Flash flood warnings were issued for Howard County and Baltimore City on Tuesday, with storms dropping a quick few inches of rain. (Kenneth K. Lam / Baltimore Sun)

Shantay Allen was going home after visiting a friend in East Baltimore when she drove through an underpass that was filling with water. The car in front of her stalled, then water began seeping into Allen's car.

Allen said she had to think quickly to get out of the car, climb on top and begin livestreaming on Facebook as her car became submerged in a mix of water and raw sewage. She was later rescued by a Baltimore Fire Department dive team.


The incident happened as quick downpours caused flash floods across the Baltimore region Tuesday afternoon. Downpours dumped between 1 and 3 inches of rain on parts of the Baltimore region, including Ellicott City, on Tuesday, prompting the National Weather Service to issue flash flood warnings.

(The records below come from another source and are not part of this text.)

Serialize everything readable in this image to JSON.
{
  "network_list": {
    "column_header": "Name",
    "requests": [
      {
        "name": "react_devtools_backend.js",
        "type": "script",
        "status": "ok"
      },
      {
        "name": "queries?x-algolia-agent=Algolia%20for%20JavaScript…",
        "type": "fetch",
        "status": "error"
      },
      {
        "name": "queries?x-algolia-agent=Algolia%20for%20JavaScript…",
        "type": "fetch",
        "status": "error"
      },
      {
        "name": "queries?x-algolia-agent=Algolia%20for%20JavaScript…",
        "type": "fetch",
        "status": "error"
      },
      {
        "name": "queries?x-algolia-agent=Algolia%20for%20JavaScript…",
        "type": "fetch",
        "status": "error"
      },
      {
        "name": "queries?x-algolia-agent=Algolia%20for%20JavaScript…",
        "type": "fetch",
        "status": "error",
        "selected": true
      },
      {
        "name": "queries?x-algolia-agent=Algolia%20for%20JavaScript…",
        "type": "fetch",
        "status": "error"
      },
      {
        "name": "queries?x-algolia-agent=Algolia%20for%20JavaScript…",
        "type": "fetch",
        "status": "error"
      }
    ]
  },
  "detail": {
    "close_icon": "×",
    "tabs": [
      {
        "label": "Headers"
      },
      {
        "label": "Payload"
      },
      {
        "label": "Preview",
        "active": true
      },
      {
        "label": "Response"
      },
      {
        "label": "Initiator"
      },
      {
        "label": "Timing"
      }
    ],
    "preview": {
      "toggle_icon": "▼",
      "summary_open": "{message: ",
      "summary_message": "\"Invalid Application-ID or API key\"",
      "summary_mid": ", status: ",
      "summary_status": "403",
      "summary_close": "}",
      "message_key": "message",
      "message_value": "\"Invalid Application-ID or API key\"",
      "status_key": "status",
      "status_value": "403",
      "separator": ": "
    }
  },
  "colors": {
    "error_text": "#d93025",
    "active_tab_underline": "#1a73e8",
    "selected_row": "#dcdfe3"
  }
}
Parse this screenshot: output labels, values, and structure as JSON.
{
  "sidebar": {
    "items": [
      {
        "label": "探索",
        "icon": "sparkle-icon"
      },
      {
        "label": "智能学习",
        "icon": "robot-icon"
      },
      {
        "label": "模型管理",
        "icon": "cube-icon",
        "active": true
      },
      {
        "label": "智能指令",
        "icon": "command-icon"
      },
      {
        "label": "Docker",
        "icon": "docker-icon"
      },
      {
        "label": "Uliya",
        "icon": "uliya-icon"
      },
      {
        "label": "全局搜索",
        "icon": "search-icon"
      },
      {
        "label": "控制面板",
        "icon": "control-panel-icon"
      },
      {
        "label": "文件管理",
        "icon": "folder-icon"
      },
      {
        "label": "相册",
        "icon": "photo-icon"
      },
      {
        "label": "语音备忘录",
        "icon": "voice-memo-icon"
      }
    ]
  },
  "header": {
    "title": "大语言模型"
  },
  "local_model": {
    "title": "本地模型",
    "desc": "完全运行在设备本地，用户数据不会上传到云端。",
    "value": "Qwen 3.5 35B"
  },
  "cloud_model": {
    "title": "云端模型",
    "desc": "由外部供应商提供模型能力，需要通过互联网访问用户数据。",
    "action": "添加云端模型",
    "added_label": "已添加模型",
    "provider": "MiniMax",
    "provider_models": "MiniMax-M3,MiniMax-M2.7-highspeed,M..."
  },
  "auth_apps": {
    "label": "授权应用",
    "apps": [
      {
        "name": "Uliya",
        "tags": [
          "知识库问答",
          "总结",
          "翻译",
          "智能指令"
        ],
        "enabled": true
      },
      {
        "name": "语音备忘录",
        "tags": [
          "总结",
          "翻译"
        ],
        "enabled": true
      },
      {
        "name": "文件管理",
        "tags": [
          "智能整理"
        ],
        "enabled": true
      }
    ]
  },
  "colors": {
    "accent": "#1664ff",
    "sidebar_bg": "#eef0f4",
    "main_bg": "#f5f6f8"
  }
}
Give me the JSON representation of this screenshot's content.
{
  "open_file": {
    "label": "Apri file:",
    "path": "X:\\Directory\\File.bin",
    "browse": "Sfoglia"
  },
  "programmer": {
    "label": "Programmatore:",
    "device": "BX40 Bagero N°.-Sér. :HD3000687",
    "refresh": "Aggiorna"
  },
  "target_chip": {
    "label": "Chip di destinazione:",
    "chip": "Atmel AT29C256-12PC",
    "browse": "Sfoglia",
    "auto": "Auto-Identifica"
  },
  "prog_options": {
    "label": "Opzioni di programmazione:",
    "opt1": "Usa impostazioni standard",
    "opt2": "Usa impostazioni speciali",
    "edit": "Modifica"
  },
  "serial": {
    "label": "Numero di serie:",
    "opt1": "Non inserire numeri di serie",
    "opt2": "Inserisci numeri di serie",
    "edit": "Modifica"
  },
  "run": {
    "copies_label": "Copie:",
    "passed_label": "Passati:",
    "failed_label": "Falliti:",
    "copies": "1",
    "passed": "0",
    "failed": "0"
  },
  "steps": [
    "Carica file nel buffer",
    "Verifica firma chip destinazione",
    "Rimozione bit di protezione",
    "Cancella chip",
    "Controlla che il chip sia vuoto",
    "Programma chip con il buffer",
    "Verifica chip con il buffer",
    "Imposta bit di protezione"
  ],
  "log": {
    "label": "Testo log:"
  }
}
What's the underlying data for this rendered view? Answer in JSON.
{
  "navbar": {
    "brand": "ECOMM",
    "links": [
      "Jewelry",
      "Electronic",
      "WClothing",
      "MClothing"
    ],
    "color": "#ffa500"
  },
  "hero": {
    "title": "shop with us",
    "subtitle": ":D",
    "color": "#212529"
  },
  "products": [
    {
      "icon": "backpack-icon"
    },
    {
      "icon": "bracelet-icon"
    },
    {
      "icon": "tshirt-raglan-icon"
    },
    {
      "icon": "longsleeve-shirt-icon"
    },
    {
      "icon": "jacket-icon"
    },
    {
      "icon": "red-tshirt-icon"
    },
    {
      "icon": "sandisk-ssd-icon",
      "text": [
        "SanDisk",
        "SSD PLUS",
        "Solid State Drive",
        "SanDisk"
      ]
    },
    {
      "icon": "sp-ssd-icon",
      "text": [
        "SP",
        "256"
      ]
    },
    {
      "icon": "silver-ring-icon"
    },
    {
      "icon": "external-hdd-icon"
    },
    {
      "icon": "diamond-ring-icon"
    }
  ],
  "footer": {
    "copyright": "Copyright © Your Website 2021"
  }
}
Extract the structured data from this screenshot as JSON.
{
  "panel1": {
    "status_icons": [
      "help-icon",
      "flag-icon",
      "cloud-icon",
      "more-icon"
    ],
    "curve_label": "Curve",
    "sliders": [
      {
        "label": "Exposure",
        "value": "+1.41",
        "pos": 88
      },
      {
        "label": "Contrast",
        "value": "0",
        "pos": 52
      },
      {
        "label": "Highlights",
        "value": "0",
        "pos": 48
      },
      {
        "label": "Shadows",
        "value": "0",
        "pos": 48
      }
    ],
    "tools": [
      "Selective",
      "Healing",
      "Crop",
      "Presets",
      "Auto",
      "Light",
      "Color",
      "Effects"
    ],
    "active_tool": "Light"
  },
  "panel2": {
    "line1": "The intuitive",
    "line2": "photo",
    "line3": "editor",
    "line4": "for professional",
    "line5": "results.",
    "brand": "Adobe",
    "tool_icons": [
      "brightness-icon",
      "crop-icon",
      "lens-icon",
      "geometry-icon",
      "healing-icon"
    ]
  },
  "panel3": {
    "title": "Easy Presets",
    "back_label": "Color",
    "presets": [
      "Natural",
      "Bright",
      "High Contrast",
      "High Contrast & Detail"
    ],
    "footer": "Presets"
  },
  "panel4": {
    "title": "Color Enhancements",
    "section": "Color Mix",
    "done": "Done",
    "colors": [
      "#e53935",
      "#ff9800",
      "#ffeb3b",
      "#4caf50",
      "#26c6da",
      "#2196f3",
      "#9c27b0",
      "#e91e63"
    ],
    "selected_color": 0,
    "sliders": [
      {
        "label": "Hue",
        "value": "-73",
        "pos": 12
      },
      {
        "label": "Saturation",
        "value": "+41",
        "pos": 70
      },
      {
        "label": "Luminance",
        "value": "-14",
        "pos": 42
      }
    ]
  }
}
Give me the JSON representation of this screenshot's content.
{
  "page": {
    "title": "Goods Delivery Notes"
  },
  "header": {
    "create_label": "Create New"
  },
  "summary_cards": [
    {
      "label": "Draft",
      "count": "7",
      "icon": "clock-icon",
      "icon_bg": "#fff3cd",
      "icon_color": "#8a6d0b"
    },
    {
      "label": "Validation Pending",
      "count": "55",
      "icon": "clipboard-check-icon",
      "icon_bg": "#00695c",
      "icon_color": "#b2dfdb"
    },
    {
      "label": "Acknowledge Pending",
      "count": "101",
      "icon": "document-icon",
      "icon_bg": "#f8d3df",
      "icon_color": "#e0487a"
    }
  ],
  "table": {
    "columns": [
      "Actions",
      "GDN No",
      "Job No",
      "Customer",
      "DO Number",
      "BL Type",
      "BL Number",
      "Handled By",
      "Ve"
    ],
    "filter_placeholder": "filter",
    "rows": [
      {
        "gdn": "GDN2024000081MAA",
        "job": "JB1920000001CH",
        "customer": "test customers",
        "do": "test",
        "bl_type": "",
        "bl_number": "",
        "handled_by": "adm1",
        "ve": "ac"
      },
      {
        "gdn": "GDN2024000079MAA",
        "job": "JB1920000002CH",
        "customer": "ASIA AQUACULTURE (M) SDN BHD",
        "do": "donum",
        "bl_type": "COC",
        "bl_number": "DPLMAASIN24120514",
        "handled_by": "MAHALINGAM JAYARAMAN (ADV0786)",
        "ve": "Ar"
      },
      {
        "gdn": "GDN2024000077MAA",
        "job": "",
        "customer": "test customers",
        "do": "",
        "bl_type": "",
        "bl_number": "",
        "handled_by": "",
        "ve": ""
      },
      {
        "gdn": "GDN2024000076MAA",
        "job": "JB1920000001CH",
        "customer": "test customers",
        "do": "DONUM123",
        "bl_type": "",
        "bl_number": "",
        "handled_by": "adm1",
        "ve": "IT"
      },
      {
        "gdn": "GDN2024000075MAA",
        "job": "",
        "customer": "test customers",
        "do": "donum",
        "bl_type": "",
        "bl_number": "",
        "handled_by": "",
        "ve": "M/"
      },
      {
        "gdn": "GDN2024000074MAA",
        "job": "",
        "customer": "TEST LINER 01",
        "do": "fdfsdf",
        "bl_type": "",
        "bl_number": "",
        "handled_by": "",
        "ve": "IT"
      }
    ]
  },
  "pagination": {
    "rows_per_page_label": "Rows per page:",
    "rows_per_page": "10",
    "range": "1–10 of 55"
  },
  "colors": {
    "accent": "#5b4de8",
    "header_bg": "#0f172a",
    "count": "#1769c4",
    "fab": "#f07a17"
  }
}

They urged drivers to avoid flooded roads. Most flooding deaths occur when people become trapped in vehicles.

Allen, 27, said she later heard the underpass, on Erdman Avenue near North Point Road, is prone to flooding. But the Park Heights resident wasn't familiar with the area.

When water began entering her car, she said, it caused the car's electrical system to fail, leaving her unable to open her power windows. Allen had heard that drivers caught in floods should use their headrests to break the windows, but she wasn't able to do that in her Infiniti G35.

Finally, she escaped through the sunroof. She said she tried to call 911 but got a busy signal. Her phone dying, Allen said she went on Facebook Live to notify many people at once that she needed them to call 911. She said she also wanted to record for insurance purposes.

"You could tell it was sewage," she said. "That was the entire reason why I didn't jump in that water and try to walk out."

After she was rescued, Allen said, she went to the hospital to get medication to prevent bacterial infections from any contact she may have had with the sewage. And Allen said she did not have comprehensive insurance on her car to cover the cost of replacing it.

"The pain comes from the loss that I took today," she said, referring to her car and its belongings. "I wasn't prepared for that."

Fire Department spokeswoman Blair Skinner said the incident happened around 1:48 p.m. and nearly 5 feet of water filled the underpass. Two other cars also stalled on West Patapsco Avenue and Potee Street, Skinner said.

The weather service reported high water flooding roads around the region: Near the 3200 block of Edmondson Avenue in Oella in western Baltimore County; in Baltimore City and eastern Baltimore County along the North Point Boulevard corridor; and around Harford County, in the Bel Air, Bynum and Hickory areas.

National Weather Service meteorologist Dan Hofmann said up to three inches of rain fell on parts of Harford County amid the torrent of rain Tuesday afternoon. He said the rain toppled some trees and lightning strikes sparked a few fires in Harford.

The heavy rain comes after a wet past month for the region, meaning the ground is saturated. More than 2.5 inches of rain has fallen at Baltimore-Washington International Thurgood Marshall Airport so far this month, and nearly 4 inches fell in late July.

The rainfall has tested the recovery in Ellicott City, where two people died in flash flooding just over a year ago, but for the most part recent downpours have avoided that area.